= Problem description =
Reproduce the records below word for word.

Dataset rows describing interfaces:
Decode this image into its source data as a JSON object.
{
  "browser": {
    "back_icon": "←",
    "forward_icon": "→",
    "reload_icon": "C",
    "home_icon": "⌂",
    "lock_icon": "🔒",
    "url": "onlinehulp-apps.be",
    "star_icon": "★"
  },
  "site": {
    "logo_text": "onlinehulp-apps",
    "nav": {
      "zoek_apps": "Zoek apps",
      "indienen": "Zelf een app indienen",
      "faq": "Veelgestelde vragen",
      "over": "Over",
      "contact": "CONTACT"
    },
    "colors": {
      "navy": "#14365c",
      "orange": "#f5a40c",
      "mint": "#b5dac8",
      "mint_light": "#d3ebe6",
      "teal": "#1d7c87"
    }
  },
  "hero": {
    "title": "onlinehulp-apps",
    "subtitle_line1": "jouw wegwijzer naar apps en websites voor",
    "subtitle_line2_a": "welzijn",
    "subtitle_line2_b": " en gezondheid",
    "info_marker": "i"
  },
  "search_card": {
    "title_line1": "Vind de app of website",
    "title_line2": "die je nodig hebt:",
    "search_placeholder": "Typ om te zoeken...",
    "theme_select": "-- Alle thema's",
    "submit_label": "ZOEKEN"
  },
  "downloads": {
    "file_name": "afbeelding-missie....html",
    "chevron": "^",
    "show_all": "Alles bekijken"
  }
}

= Solved problem =
Decode this image into its source data as a JSON object.
{
  "browser": {
    "back_icon": "←",
    "forward_icon": "→",
    "reload_icon": "C",
    "home_icon": "⌂",
    "lock_icon": "🔒",
    "url": "onlinehulp-apps.be",
    "star_icon": "★"
  },
  "site": {
    "logo_text": "onlinehulp-apps",
    "nav": {
      "zoek_apps": "Zoek apps",
      "indienen": "Zelf een app indienen",
      "faq": "Veelgestelde vragen",
      "over": "Over",
      "contact": "CONTACT"
    },
    "colors": {
      "navy": "#14365c",
      "orange": "#f5a40c",
      "mint": "#b5dac8",
      "mint_light": "#d3ebe6",
      "teal": "#1d7c87"
    }
  },
  "hero": {
    "title": "onlinehulp-apps",
    "subtitle_line1": "jouw wegwijzer naar apps en websites voor",
    "subtitle_line2_a": "welzijn",
    "subtitle_line2_b": " en gezondheid",
    "info_marker": "i"
  },
  "search_card": {
    "title_line1": "Vind de app of website",
    "title_line2": "die je nodig hebt:",
    "search_placeholder": "Typ om te zoeken...",
    "theme_select": "-- Alle thema's",
    "submit_label": "ZOEKEN"
  },
  "downloads": {
    "file_name": "afbeelding-missie....html",
    "chevron": "^",
    "show_all": "Alles bekijken"
  }
}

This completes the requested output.